Last Saturday I happened to watch a TV program on the Hampton Court Flower Show. Among this year’s winners of the garden design competition was the Bangladeshi Allotment, a small garden designed by Jeff Travers with help from the Adelaide Community Gardening Club in Camden, N. London.
As Jeff explained, about 20 years ago the central Camden residents were offered a gardening plot in an attempt to counter the effects of the visually appalling derelict buildings and tall blocks of flats that dominated the area. People started growing vegetables, and over the years the plot became the hub of a thriving gardening community.
Bangladeshi women in particular became effective users of these allotments. They grew vegetables for their daily needs using techniques they had learned from their parents and grandparents in Bangladesh. For them gardening was a key source of food, and over the years they became experts in producing sustainable gardens with minimal financial investment. One way of increasing cultivation space was to build ramshackle supports that favoured the 3D expansion of the plants.
It was these string-bound wooden structures that intrigued Jeff Travers in the first place. He examined them with his architect hat on, but at the same time he was curious about their role in increasing vegetable production. By growing his own plants next to those of the Bangladeshi families, Jeff learned a lot about sustainable gardening using traditional techniques, such as saving seeds and using recyclable natural materials.
Jeff’s collaboration with the Bangladeshi women gardeners brought him a silver medal. The right topic in the right place at the right time, one might say. However, according to Jeff, designing and building the garden was not such a simple task:
It’s quite an architectural problem to translate Bangladeshi allotments to suit the Hampton Court setting. We’ve used the intensive Bangladeshi horticultural techniques in the growing of the plants, but we’ve arranged them in a way that conforms to the written rules of 18th century potager of which the garden of Hampton Court Palace was modeled.
This story is a good illustration of open innovation facilitated by connecting groups with apparently disparate sets of skills. To design his prize-winning garden Jeff put together the knowledge networks of the traditional Bangladeshi gardeners, the skills of their British offspring who adapted these techniques to the London context, and his own ‘architect-cum-gardener’ ability to translate these in the lingo of a professional garden design competition.
In fact such processes happen all around us at various levels. As Roland Harwood pointed out in his recent keynote at TransferSummit:
Many organisations are beginning to embrace more open and collaborative approaches to innovation. Inspired by the success of open source products such as the Apache web server and the Firefox browser, many multinational companies such as Procter and Gamble, Orange and IBM have made ‘open innovation’ – the sharing of the risks and rewards of the product development process with partners – a top strategic priority.
Academic institutions had been there long before the businesses:
The open source software movement has been a pioneer in product development which many others have sought to emulate. Like the open source movement, academic institutions have laid the foundations for a model of shared knowledge and incentives based upon reputation rather than ownership.

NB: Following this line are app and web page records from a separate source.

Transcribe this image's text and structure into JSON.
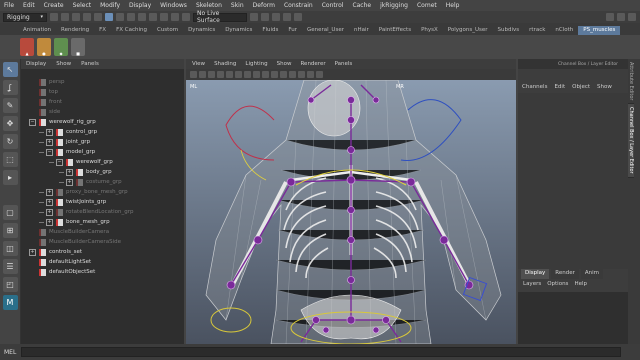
{
  "menubar": {
    "items": [
      "File",
      "Edit",
      "Create",
      "Select",
      "Modify",
      "Display",
      "Windows",
      "Skeleton",
      "Skin",
      "Deform",
      "Constrain",
      "Control",
      "Cache",
      "jkRigging",
      "Comet",
      "Help"
    ]
  },
  "statusline": {
    "mode": "Rigging",
    "live_surface": "No Live Surface"
  },
  "shelf_tabs": [
    "Animation",
    "Rendering",
    "FX",
    "FX Caching",
    "Custom",
    "Dynamics",
    "Dynamics",
    "Fluids",
    "Fur",
    "General_User",
    "nHair",
    "PaintEffects",
    "PhysX",
    "Polygons_User",
    "Subdivs",
    "rtrack",
    "nCloth",
    "PS_muscles"
  ],
  "shelf_active_index": 17,
  "shelf_icons": [
    {
      "label": "",
      "color": "#b84a3c"
    },
    {
      "label": "",
      "color": "#c08a3c"
    },
    {
      "label": "",
      "color": "#5f8f4f"
    },
    {
      "label": "",
      "color": "#6a6a6a"
    }
  ],
  "outliner": {
    "menu": [
      "Display",
      "Show",
      "Panels"
    ],
    "items": [
      {
        "label": "persp",
        "dim": true,
        "indent": 0,
        "expand": ""
      },
      {
        "label": "top",
        "dim": true,
        "indent": 0,
        "expand": ""
      },
      {
        "label": "front",
        "dim": true,
        "indent": 0,
        "expand": ""
      },
      {
        "label": "side",
        "dim": true,
        "indent": 0,
        "expand": ""
      },
      {
        "label": "werewolf_rig_grp",
        "dim": false,
        "indent": 0,
        "expand": "−"
      },
      {
        "label": "control_grp",
        "dim": false,
        "indent": 1,
        "expand": "+"
      },
      {
        "label": "joint_grp",
        "dim": false,
        "indent": 1,
        "expand": "+"
      },
      {
        "label": "model_grp",
        "dim": false,
        "indent": 1,
        "expand": "−"
      },
      {
        "label": "werewolf_grp",
        "dim": false,
        "indent": 2,
        "expand": "−"
      },
      {
        "label": "body_grp",
        "dim": false,
        "indent": 3,
        "expand": "+"
      },
      {
        "label": "costume_grp",
        "dim": true,
        "indent": 3,
        "expand": "+"
      },
      {
        "label": "proxy_bone_mesh_grp",
        "dim": true,
        "indent": 1,
        "expand": "+"
      },
      {
        "label": "twistJoints_grp",
        "dim": false,
        "indent": 1,
        "expand": "+"
      },
      {
        "label": "rotateBlendLocation_grp",
        "dim": true,
        "indent": 1,
        "expand": "+"
      },
      {
        "label": "bone_mesh_grp",
        "dim": false,
        "indent": 1,
        "expand": "+"
      },
      {
        "label": "MuscleBuilderCamera",
        "dim": true,
        "indent": 0,
        "expand": ""
      },
      {
        "label": "MuscleBuilderCameraSide",
        "dim": true,
        "indent": 0,
        "expand": ""
      },
      {
        "label": "controls_set",
        "dim": false,
        "indent": 0,
        "expand": "+"
      },
      {
        "label": "defaultLightSet",
        "dim": false,
        "indent": 0,
        "expand": ""
      },
      {
        "label": "defaultObjectSet",
        "dim": false,
        "indent": 0,
        "expand": ""
      }
    ]
  },
  "viewport": {
    "menu": [
      "View",
      "Shading",
      "Lighting",
      "Show",
      "Renderer",
      "Panels"
    ],
    "bg_top": "#8a9bb0",
    "bg_bottom": "#4a5260",
    "indicators": [
      "ML",
      "MR"
    ]
  },
  "channelbox": {
    "header": "Channel Box / Layer Editor",
    "menu": [
      "Channels",
      "Edit",
      "Object",
      "Show"
    ],
    "layer_tabs": [
      "Display",
      "Render",
      "Anim"
    ],
    "layer_active_index": 0,
    "layer_menu": [
      "Layers",
      "Options",
      "Help"
    ]
  },
  "side_tabs": [
    "Attribute Editor",
    "Channel Box / Layer Editor"
  ],
  "side_tab_active_index": 1,
  "cmdline": {
    "label": "MEL"
  }
}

Increasingly however this academic model is fading out. As recent evidence demonstrates, especially in academic research funding and publication-driven assessment distort the natural balance between peer recognition and institutional hierarchy:

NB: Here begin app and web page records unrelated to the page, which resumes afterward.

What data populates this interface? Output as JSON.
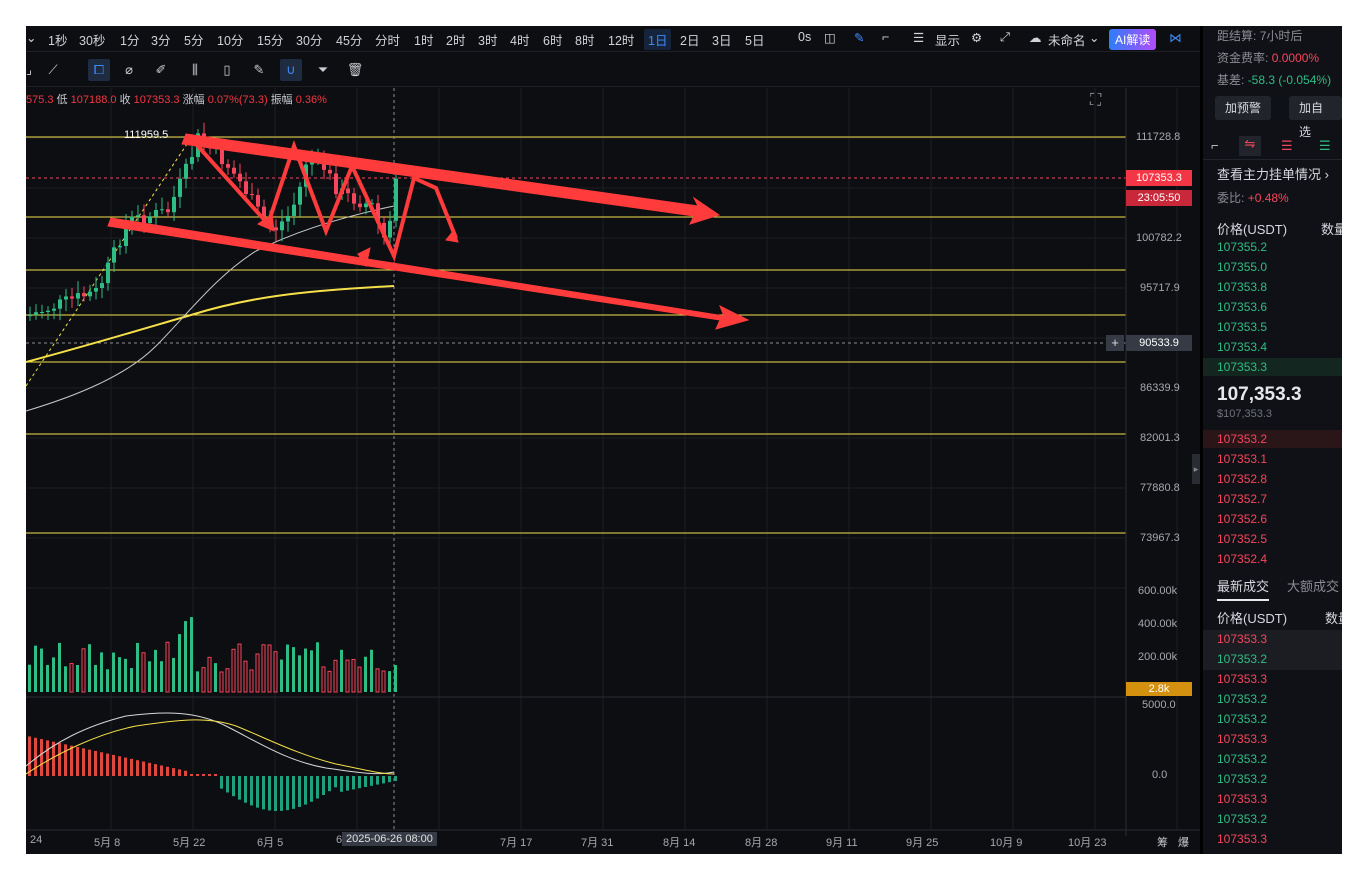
{
  "top_bar": {
    "intervals": [
      "1秒",
      "30秒",
      "1分",
      "3分",
      "5分",
      "10分",
      "15分",
      "30分",
      "45分",
      "分时",
      "1时",
      "2时",
      "3时",
      "4时",
      "6时",
      "8时",
      "12时",
      "1日",
      "2日",
      "3日",
      "5日"
    ],
    "active_interval": "1日",
    "seconds_label": "0s",
    "display_label": "显示",
    "layout_name": "未命名",
    "ai_label": "AI解读"
  },
  "ohlc": {
    "high_partial": "575.3",
    "low_label": "低",
    "low": "107188.0",
    "close_label": "收",
    "close": "107353.3",
    "change_label": "涨幅",
    "change": "0.07%(73.3)",
    "amplitude_label": "振幅",
    "amplitude": "0.36%"
  },
  "chart": {
    "high_marker": "111959.5",
    "price_ticks": [
      "111728.8",
      "100782.2",
      "95717.9",
      "90533.9",
      "86339.9",
      "82001.3",
      "77880.8",
      "73967.3"
    ],
    "last_price": "107353.3",
    "countdown": "23:05:50",
    "crosshair_price": "90533.9",
    "volume_ticks": [
      "600.00k",
      "400.00k",
      "200.00k"
    ],
    "volume_tag": "2.8k",
    "macd_ticks": [
      "5000.0",
      "0.0"
    ],
    "date_ticks": [
      "24",
      "5月 8",
      "5月 22",
      "6月 5",
      "6",
      "7月 17",
      "7月 31",
      "8月 14",
      "8月 28",
      "9月 11",
      "9月 25",
      "10月 9",
      "10月 23"
    ],
    "crosshair_date": "2025-06-26 08:00",
    "corner_labels": [
      "筹",
      "爆"
    ]
  },
  "right_panel": {
    "settlement_label": "距结算:",
    "settlement_value": "7小时后",
    "funding_label": "资金费率:",
    "funding_value": "0.0000%",
    "basis_label": "基差:",
    "basis_value": "-58.3 (-0.054%)",
    "alert_button": "加预警",
    "watch_button": "加自选",
    "orders_link": "查看主力挂单情况",
    "ratio_label": "委比:",
    "ratio_value": "+0.48%",
    "price_header": "价格(USDT)",
    "qty_header": "数量",
    "asks": [
      "107355.2",
      "107355.0",
      "107353.8",
      "107353.6",
      "107353.5",
      "107353.4",
      "107353.3"
    ],
    "mid_price": "107,353.3",
    "mid_usd": "$107,353.3",
    "bids": [
      "107353.2",
      "107353.1",
      "107352.8",
      "107352.7",
      "107352.6",
      "107352.5",
      "107352.4"
    ],
    "trades_tab": "最新成交",
    "big_trades_tab": "大额成交",
    "trades": [
      {
        "price": "107353.3",
        "side": "red"
      },
      {
        "price": "107353.2",
        "side": "green"
      },
      {
        "price": "107353.3",
        "side": "red"
      },
      {
        "price": "107353.2",
        "side": "green"
      },
      {
        "price": "107353.2",
        "side": "green"
      },
      {
        "price": "107353.3",
        "side": "red"
      },
      {
        "price": "107353.2",
        "side": "green"
      },
      {
        "price": "107353.2",
        "side": "green"
      },
      {
        "price": "107353.3",
        "side": "red"
      },
      {
        "price": "107353.2",
        "side": "green"
      },
      {
        "price": "107353.3",
        "side": "red"
      }
    ]
  },
  "colors": {
    "up": "#2ebd85",
    "down": "#f6465d",
    "accent": "#3d8bfd",
    "hline": "#f5e04a",
    "arrow": "#ff3b3b"
  }
}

Research assessment exercise encourages individuals to publish independently, to keep things secret while there can be many advantages to their career, no matter if they have been funded publicly or not, because by doing that they appear to be better by the criteria used for measurement of the research assessment exercise. That’s a major cultural problem, because it makes it too difficult to persuade scientists to be open with their data, they fear losing it, and therefore their current position.
TransferSummit revealed that both academic and business teams are seeking inspiration from open development practice. More and more academic departments and businesses understand that by pooling together the expertise of their diversely skilled people they maximise opportunities for mutually beneficial innovation.
But understanding diversity in terms of domain or product expertise is not enough. While brainstorming with inter-disciplinary or professionally diverse teams can be productive, we need to bear in mind that innovation is not just generating new ideas. In fact, as Roland suggests, in the context of our expanding access to global knowledge, one’s expertise is becoming less important:
The cost associated with finding new knowledge is falling fast, to a point where in the not too distant future we can reasonably assume that all knowledge will be in principal accessible […]. In this scenario our knowledge will no longer differentiate us as individuals or organisations.
The professional diversity of the innovation teams will remain important, but increasingly cultural diversity will become their true unique selling point. As Jeff’s success story implies, his prize-winning garden was less the result of him acquiring in-depth knowledge of Bangladeshi gardening techniques, and more of him experiencing this knowledge in action, in the ways his Bangladeshi gardening mentors had internalized and used it for their daily needs.
In other words, what is becoming important is the diverse cultural practice of the innovation team members, rather than just their external expert knowledge. More than just being clued in about growing veggies differently, the ideal candidates for open innovation will be eating their own grown.